Passionate and emotive, seasoned singer-songwriter Andrew Ripp took a bow Saturday evening as he performed the final concert of his stripped down Simple Tour to an enthusiastic sold-out crowd at The Square Room.

Reminiscent of artists such as Matt Wertz and Ben Rector, Ripp, a handsome, talented musician from Chicago, wielded his soulful vocals for a mixed crowd of co-eds, swooning teenagers and a handful of older patrons.

Combining gospel, pop, rock and soul genres, Ripp delivered a touching, personal performance with absolute precision and true talent, hailing his influences to the likes of Joe Cocker, Otis Redding and Bob Dylan.

"As a songwriter, you are influenced by what you hear as a child," Ripp said. "I am so glad I grew up in the 70s."

Ripp has been on the music scene since early 2005, but gained notoriety four years ago when fellow singer-songwriter Dave Barnes heard his music and asked Ripp to join him on tour. Since then, Ripp has moved to Nashville and embarked on a highly successful solo tour.

Ripp's Simple Tour is aptly named. After a string of fans requested that he release acoustic versions of his music, Ripp responded with 2013's "Simple," a stripped down adaptation of his noteworthy early 2013 album, "Won't Let Go," under the direction of award-winning producer, Charlie Peacock (Civil Wars, Switchfoot).

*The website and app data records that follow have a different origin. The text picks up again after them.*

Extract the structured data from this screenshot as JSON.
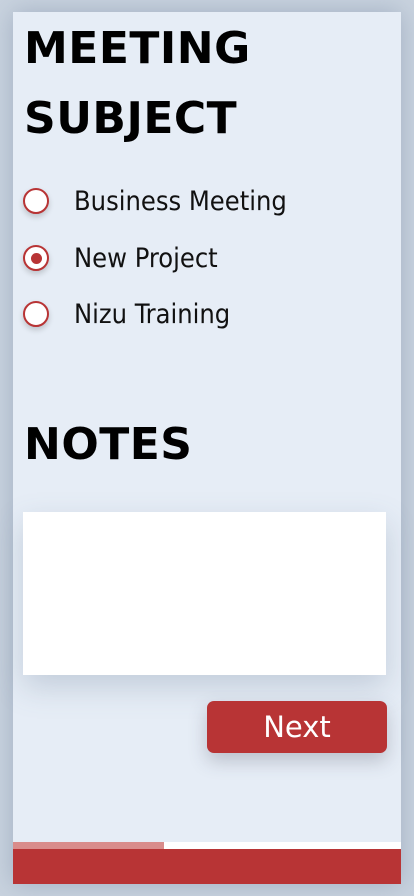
{
  "meeting": {
    "title": "MEETING SUBJECT",
    "options": [
      {
        "label": "Business Meeting",
        "checked": false
      },
      {
        "label": "New Project",
        "checked": true
      },
      {
        "label": "Nizu Training",
        "checked": false
      }
    ]
  },
  "notes": {
    "title": "NOTES",
    "value": ""
  },
  "actions": {
    "next_label": "Next"
  },
  "progress": {
    "fraction": 0.39
  },
  "colors": {
    "accent": "#b83435",
    "accent_light": "#d98c8b",
    "panel_bg": "#e6edf6",
    "page_bg": "#c9d3df"
  }
}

Also included on "Simple" is an acoustic rendition of Justin Timberlake's song, "Mirrors," which he performed with soulful sensuality Saturday night much to the audience's delight.

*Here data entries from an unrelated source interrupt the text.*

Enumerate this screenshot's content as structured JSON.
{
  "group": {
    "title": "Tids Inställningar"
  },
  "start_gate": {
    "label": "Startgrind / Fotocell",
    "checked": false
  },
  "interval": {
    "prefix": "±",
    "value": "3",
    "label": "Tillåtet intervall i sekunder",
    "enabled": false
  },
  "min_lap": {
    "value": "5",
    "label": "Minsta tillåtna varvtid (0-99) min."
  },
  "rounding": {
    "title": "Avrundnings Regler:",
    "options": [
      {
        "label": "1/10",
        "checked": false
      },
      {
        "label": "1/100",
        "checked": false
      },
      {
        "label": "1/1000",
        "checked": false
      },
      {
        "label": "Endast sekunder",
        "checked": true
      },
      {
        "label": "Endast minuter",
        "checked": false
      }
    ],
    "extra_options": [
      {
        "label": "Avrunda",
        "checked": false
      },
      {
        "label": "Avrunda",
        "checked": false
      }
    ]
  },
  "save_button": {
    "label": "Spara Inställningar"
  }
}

For his Square Room performance, Ripp was accompanied only by a keyboardist and a drummer, choosing to perform a few songs solo, with simply his Gibson guitar and his natural, bluesy vocals.

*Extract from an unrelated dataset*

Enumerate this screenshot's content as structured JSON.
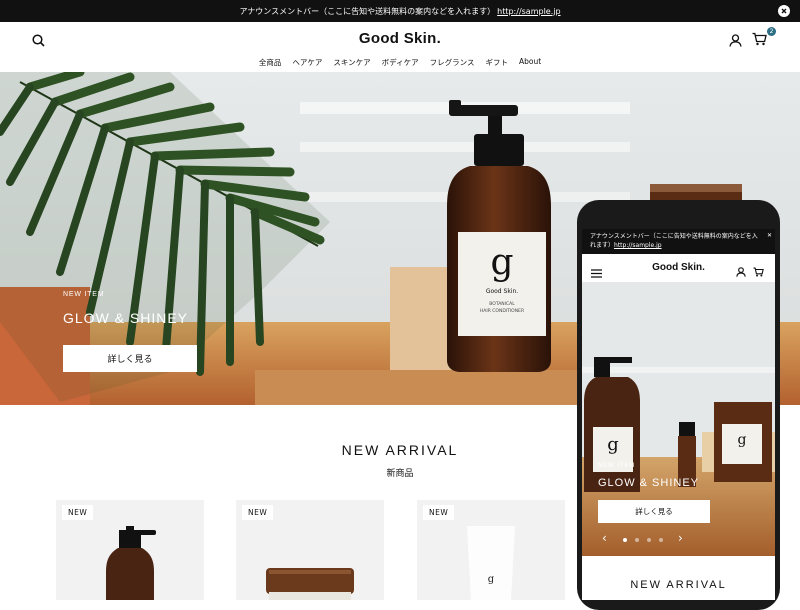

In addition to his crowd-pleasing musical performance, Ripp kept his audience engaged between tunes with facetious banter.

"Please play this song when you Jazzercise," Ripp said of his song "Falling for the Beat." "It will make all my dreams come true."

But beyond his wit and charm, Ripp's music is touching, passionate and sincere, evoking emotions from his audience with his very personal lyrics.

"I wrote this song in a moment when I was feeling very desperate and alone," Ripp said of his song, "Rescue Me," which, with its religious subject matter, put a spiritual touch on the evening.

With "Simple," Ripp lends importance to the words and meanings of his songs by choosing not to fill spaces with long instrumental solos or flashy production elements.

For the passionate finale of Saturday's performance, Ripp invited the opening band, Judah & the Lion, along with Ripp's two instrumental accompanists to join him around the microphone in singing an unforgettable gospel-like rendition of his song "Peace Like a River." At the chorus, Ripp stepped away from the microphone, walked to the edge of the stage and sang with all the organic, emotive power of his voice, gleaning a tear or two from his captive audience.

"You guys have been my absolute favorite show of the tour," Ripp said. "Thank you."